### Material provided
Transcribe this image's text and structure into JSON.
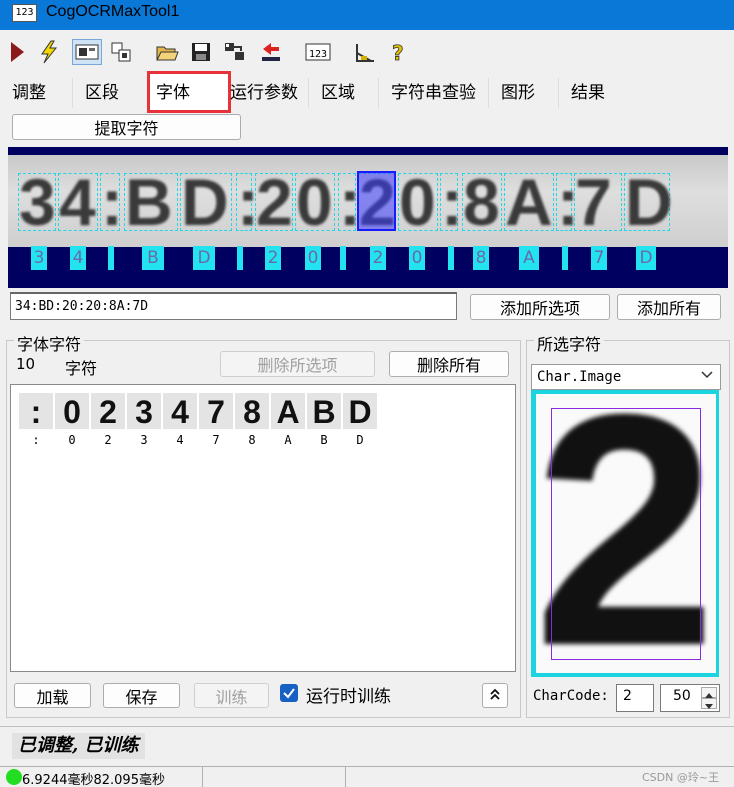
{
  "window": {
    "title": "CogOCRMaxTool1",
    "icon_text": "123"
  },
  "toolbar": {
    "items": [
      "run-icon",
      "lightning-icon",
      "image-display-icon",
      "tool-windows-icon",
      "open-icon",
      "save-icon",
      "export-icon",
      "import-icon",
      "ocr-123-icon",
      "calibration-icon",
      "help-icon"
    ]
  },
  "tabs": [
    "调整",
    "区段",
    "字体",
    "运行参数",
    "区域",
    "字符串查验",
    "图形",
    "结果"
  ],
  "active_tab": "字体",
  "extract_button": "提取字符",
  "image": {
    "text": [
      "3",
      "4",
      ":",
      "B",
      "D",
      ":",
      "2",
      "0",
      ":",
      "2",
      "0",
      ":",
      "8",
      "A",
      ":",
      "7",
      "D"
    ],
    "labels": [
      "3",
      "4",
      "|",
      "B",
      "D",
      "|",
      "2",
      "0",
      "|",
      "2",
      "0",
      "|",
      "8",
      "A",
      "|",
      "7",
      "D"
    ],
    "selected_index": 9
  },
  "result_text": "34:BD:20:20:8A:7D",
  "add_selected_button": "添加所选项",
  "add_all_button": "添加所有",
  "font_group": {
    "title": "字体字符",
    "count": "10",
    "count_label": "字符",
    "delete_selected_button": "删除所选项",
    "delete_all_button": "删除所有",
    "glyphs": [
      ":",
      "0",
      "2",
      "3",
      "4",
      "7",
      "8",
      "A",
      "B",
      "D"
    ]
  },
  "selected_group": {
    "title": "所选字符",
    "dropdown_value": "Char.Image",
    "big_char": "2",
    "charcode_label": "CharCode:",
    "charcode_value": "2",
    "spin_value": "50"
  },
  "buttons": {
    "load": "加载",
    "save": "保存",
    "train": "训练"
  },
  "train_checkbox_label": "运行时训练",
  "status_message": "已调整, 已训练",
  "timing_text": "6.9244毫秒82.095毫秒",
  "watermark": "CSDN @玲~王",
  "colors": {
    "titlebar": "#0a78d7",
    "accent_red": "#e8323a",
    "region_bg": "#000060",
    "cyan": "#23d7e6"
  }
}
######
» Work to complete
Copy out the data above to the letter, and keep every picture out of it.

» Result
Transcribe this image's text and structure into JSON.
{
  "window": {
    "title": "CogOCRMaxTool1",
    "icon_text": "123"
  },
  "toolbar": {
    "items": [
      "run-icon",
      "lightning-icon",
      "image-display-icon",
      "tool-windows-icon",
      "open-icon",
      "save-icon",
      "export-icon",
      "import-icon",
      "ocr-123-icon",
      "calibration-icon",
      "help-icon"
    ]
  },
  "tabs": [
    "调整",
    "区段",
    "字体",
    "运行参数",
    "区域",
    "字符串查验",
    "图形",
    "结果"
  ],
  "active_tab": "字体",
  "extract_button": "提取字符",
  "image": {
    "text": [
      "3",
      "4",
      ":",
      "B",
      "D",
      ":",
      "2",
      "0",
      ":",
      "2",
      "0",
      ":",
      "8",
      "A",
      ":",
      "7",
      "D"
    ],
    "labels": [
      "3",
      "4",
      "|",
      "B",
      "D",
      "|",
      "2",
      "0",
      "|",
      "2",
      "0",
      "|",
      "8",
      "A",
      "|",
      "7",
      "D"
    ],
    "selected_index": 9
  },
  "result_text": "34:BD:20:20:8A:7D",
  "add_selected_button": "添加所选项",
  "add_all_button": "添加所有",
  "font_group": {
    "title": "字体字符",
    "count": "10",
    "count_label": "字符",
    "delete_selected_button": "删除所选项",
    "delete_all_button": "删除所有",
    "glyphs": [
      ":",
      "0",
      "2",
      "3",
      "4",
      "7",
      "8",
      "A",
      "B",
      "D"
    ]
  },
  "selected_group": {
    "title": "所选字符",
    "dropdown_value": "Char.Image",
    "big_char": "2",
    "charcode_label": "CharCode:",
    "charcode_value": "2",
    "spin_value": "50"
  },
  "buttons": {
    "load": "加载",
    "save": "保存",
    "train": "训练"
  },
  "train_checkbox_label": "运行时训练",
  "status_message": "已调整, 已训练",
  "timing_text": "6.9244毫秒82.095毫秒",
  "watermark": "CSDN @玲~王",
  "colors": {
    "titlebar": "#0a78d7",
    "accent_red": "#e8323a",
    "region_bg": "#000060",
    "cyan": "#23d7e6"
  }
}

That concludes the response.